I don’t care about Lance Armstrong. I am neither a supporter, nor a non-supporter.
For the months after it was proven Armstrong was a drug cheat, the world waited for the man to speak out. Yet, after his interview with Oprah, the biggest sporting confession ever seen and possibly the largest event ever streamed online, the world watched with a general disdain, not believing a word of his for one second.
Obviously the years spent proclaiming his innocence have now come back to haunt him, breaking the trust between Armstrong and the public. Yet despite all of his, I don’t think we should be treating him as harshly as we are.
Armstrong is the founder of the LIVESTRONG foundation, which gives hope to cancer sufferers all over the world. Since its inception the foundation has raised more than $470 million dollars for the fight against cancer. Their iconic yellow bracelet is an instantly recognisable symbol of hope, strength and unity around the globe. So although for many Armstrong’s reputation may be fractured beyond repair, his foundation has offered many with another chance at life. It would be a disaster if all the negative media destroyed all the great work the foundation has done.
Armstrong’s story (although now just a work of fiction) was a spectacular and inspiring one for all those that looked up to him. To give these people hope in their own circumstances may have been the greatest gift of all. Is it too farfetched to say that most fairytales are based on fiction, yet we still feel comfort in those stories?
Meanwhile, Mick Gatto is in our entertainment features in the newspapers and we are giving Chopper Read a working with children’s permit. Both killers.
Has anyone ever wondered what Armstrong’s motives were to do what his done? What type of a person must feel desperate enough to put so many other people down for his own benefit? How fickle he must be? And how much help he must need?
Sorry, that’s not going to sell as many papers.

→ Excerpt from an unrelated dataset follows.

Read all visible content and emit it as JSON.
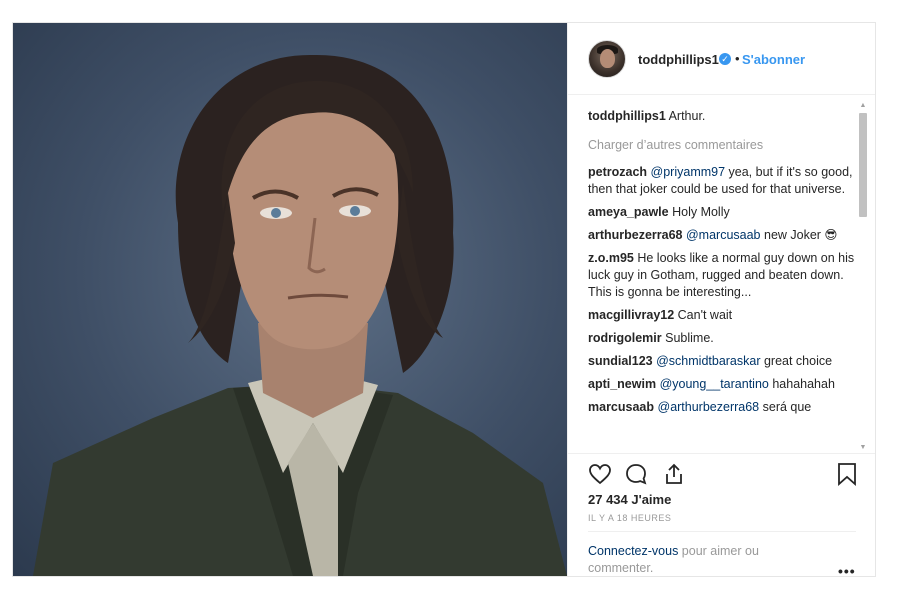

Though (and touch wood this doesn’t happen), if he commits suicide after weeks, months, or years of a constant media barrage, we will then reflect on whether it was worth throwing the stone.
That will sell papers though, won’t it.